Only the text belongs in the copy: retype each record exactly as it appears.

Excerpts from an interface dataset
------------------------------------------------
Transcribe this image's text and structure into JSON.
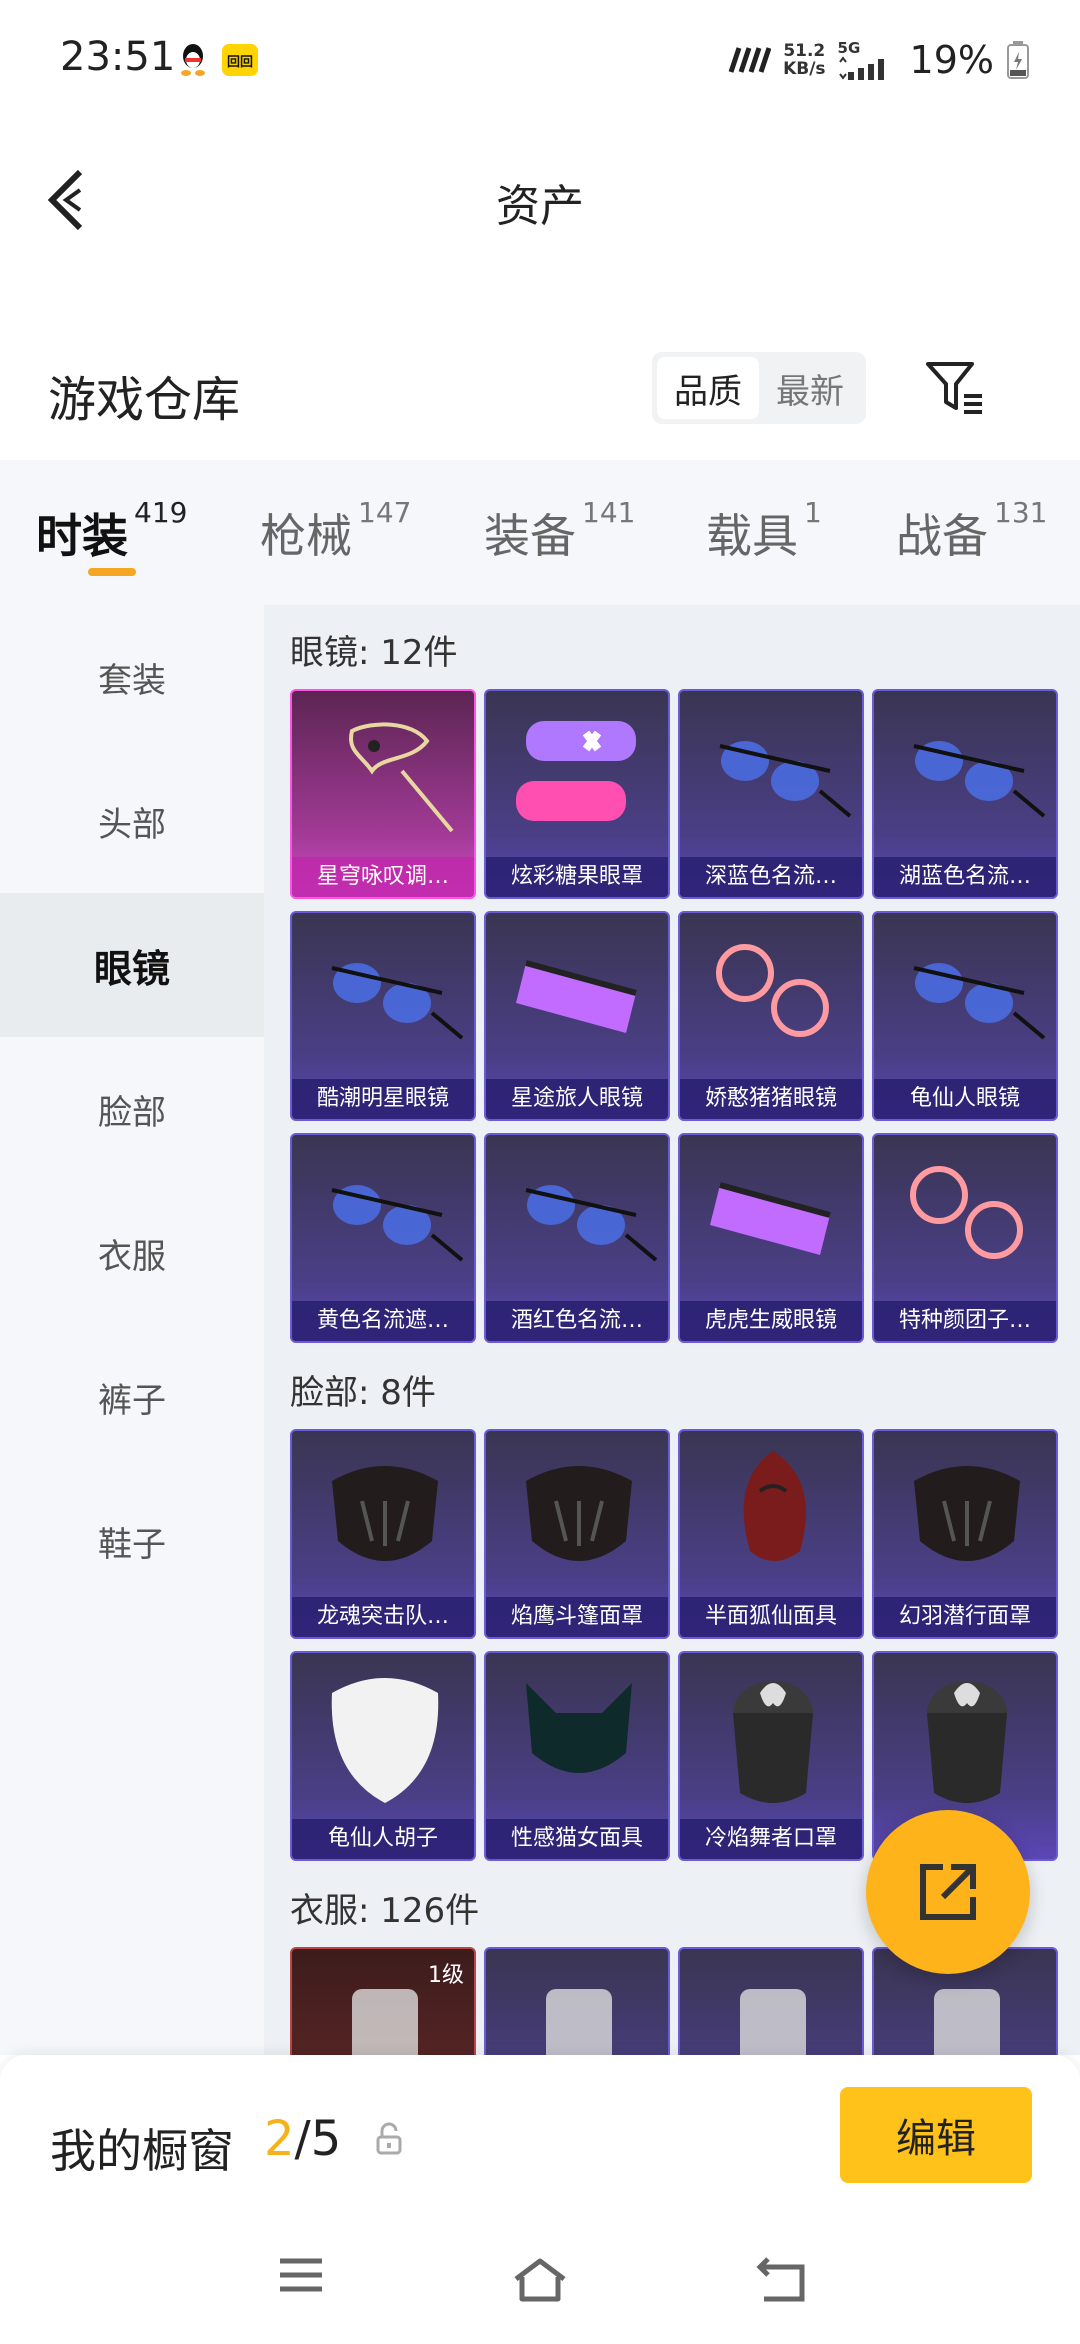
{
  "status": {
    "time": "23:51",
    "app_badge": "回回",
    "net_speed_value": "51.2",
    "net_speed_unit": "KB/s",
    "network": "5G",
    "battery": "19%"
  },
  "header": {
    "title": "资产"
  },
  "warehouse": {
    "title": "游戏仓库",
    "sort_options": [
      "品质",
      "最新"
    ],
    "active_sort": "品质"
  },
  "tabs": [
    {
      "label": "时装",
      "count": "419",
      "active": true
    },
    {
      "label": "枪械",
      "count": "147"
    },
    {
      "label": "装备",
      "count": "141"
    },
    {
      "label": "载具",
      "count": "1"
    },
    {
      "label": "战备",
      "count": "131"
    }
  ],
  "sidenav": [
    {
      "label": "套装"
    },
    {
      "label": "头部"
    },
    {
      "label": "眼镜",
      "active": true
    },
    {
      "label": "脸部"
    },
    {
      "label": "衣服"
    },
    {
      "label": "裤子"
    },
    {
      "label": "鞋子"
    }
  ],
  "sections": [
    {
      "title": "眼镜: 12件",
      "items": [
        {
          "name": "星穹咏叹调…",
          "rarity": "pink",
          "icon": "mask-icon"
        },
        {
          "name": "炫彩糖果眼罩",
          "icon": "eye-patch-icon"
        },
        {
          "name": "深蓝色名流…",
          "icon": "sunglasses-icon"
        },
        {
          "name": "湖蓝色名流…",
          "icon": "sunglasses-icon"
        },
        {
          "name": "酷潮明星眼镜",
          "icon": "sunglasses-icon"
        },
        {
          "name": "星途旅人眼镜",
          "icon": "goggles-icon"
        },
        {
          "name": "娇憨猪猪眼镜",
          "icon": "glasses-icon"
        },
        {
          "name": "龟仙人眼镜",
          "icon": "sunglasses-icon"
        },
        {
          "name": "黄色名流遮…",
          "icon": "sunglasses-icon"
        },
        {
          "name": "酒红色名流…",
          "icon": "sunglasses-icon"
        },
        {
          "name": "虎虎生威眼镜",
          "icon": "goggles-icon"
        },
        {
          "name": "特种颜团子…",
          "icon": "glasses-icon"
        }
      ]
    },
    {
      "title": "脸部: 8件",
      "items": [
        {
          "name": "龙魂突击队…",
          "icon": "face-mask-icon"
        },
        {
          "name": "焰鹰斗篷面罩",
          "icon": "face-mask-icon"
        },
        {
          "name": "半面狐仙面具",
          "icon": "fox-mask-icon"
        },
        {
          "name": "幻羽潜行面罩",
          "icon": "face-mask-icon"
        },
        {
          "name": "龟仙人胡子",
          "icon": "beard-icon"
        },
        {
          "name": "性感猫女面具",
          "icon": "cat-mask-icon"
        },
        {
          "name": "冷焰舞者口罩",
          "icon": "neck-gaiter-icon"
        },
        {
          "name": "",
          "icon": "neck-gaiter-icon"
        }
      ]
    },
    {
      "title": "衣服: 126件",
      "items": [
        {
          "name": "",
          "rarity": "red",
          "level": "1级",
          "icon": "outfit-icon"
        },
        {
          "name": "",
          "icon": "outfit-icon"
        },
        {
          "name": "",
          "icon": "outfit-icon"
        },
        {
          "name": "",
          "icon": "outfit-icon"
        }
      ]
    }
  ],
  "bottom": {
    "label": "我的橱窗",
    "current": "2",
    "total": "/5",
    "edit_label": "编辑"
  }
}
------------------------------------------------
**ANSWER TO THIS PROBLEM**
Transcribe this image's text and structure into JSON.
{
  "status": {
    "time": "23:51",
    "app_badge": "回回",
    "net_speed_value": "51.2",
    "net_speed_unit": "KB/s",
    "network": "5G",
    "battery": "19%"
  },
  "header": {
    "title": "资产"
  },
  "warehouse": {
    "title": "游戏仓库",
    "sort_options": [
      "品质",
      "最新"
    ],
    "active_sort": "品质"
  },
  "tabs": [
    {
      "label": "时装",
      "count": "419",
      "active": true
    },
    {
      "label": "枪械",
      "count": "147"
    },
    {
      "label": "装备",
      "count": "141"
    },
    {
      "label": "载具",
      "count": "1"
    },
    {
      "label": "战备",
      "count": "131"
    }
  ],
  "sidenav": [
    {
      "label": "套装"
    },
    {
      "label": "头部"
    },
    {
      "label": "眼镜",
      "active": true
    },
    {
      "label": "脸部"
    },
    {
      "label": "衣服"
    },
    {
      "label": "裤子"
    },
    {
      "label": "鞋子"
    }
  ],
  "sections": [
    {
      "title": "眼镜: 12件",
      "items": [
        {
          "name": "星穹咏叹调…",
          "rarity": "pink",
          "icon": "mask-icon"
        },
        {
          "name": "炫彩糖果眼罩",
          "icon": "eye-patch-icon"
        },
        {
          "name": "深蓝色名流…",
          "icon": "sunglasses-icon"
        },
        {
          "name": "湖蓝色名流…",
          "icon": "sunglasses-icon"
        },
        {
          "name": "酷潮明星眼镜",
          "icon": "sunglasses-icon"
        },
        {
          "name": "星途旅人眼镜",
          "icon": "goggles-icon"
        },
        {
          "name": "娇憨猪猪眼镜",
          "icon": "glasses-icon"
        },
        {
          "name": "龟仙人眼镜",
          "icon": "sunglasses-icon"
        },
        {
          "name": "黄色名流遮…",
          "icon": "sunglasses-icon"
        },
        {
          "name": "酒红色名流…",
          "icon": "sunglasses-icon"
        },
        {
          "name": "虎虎生威眼镜",
          "icon": "goggles-icon"
        },
        {
          "name": "特种颜团子…",
          "icon": "glasses-icon"
        }
      ]
    },
    {
      "title": "脸部: 8件",
      "items": [
        {
          "name": "龙魂突击队…",
          "icon": "face-mask-icon"
        },
        {
          "name": "焰鹰斗篷面罩",
          "icon": "face-mask-icon"
        },
        {
          "name": "半面狐仙面具",
          "icon": "fox-mask-icon"
        },
        {
          "name": "幻羽潜行面罩",
          "icon": "face-mask-icon"
        },
        {
          "name": "龟仙人胡子",
          "icon": "beard-icon"
        },
        {
          "name": "性感猫女面具",
          "icon": "cat-mask-icon"
        },
        {
          "name": "冷焰舞者口罩",
          "icon": "neck-gaiter-icon"
        },
        {
          "name": "",
          "icon": "neck-gaiter-icon"
        }
      ]
    },
    {
      "title": "衣服: 126件",
      "items": [
        {
          "name": "",
          "rarity": "red",
          "level": "1级",
          "icon": "outfit-icon"
        },
        {
          "name": "",
          "icon": "outfit-icon"
        },
        {
          "name": "",
          "icon": "outfit-icon"
        },
        {
          "name": "",
          "icon": "outfit-icon"
        }
      ]
    }
  ],
  "bottom": {
    "label": "我的橱窗",
    "current": "2",
    "total": "/5",
    "edit_label": "编辑"
  }
}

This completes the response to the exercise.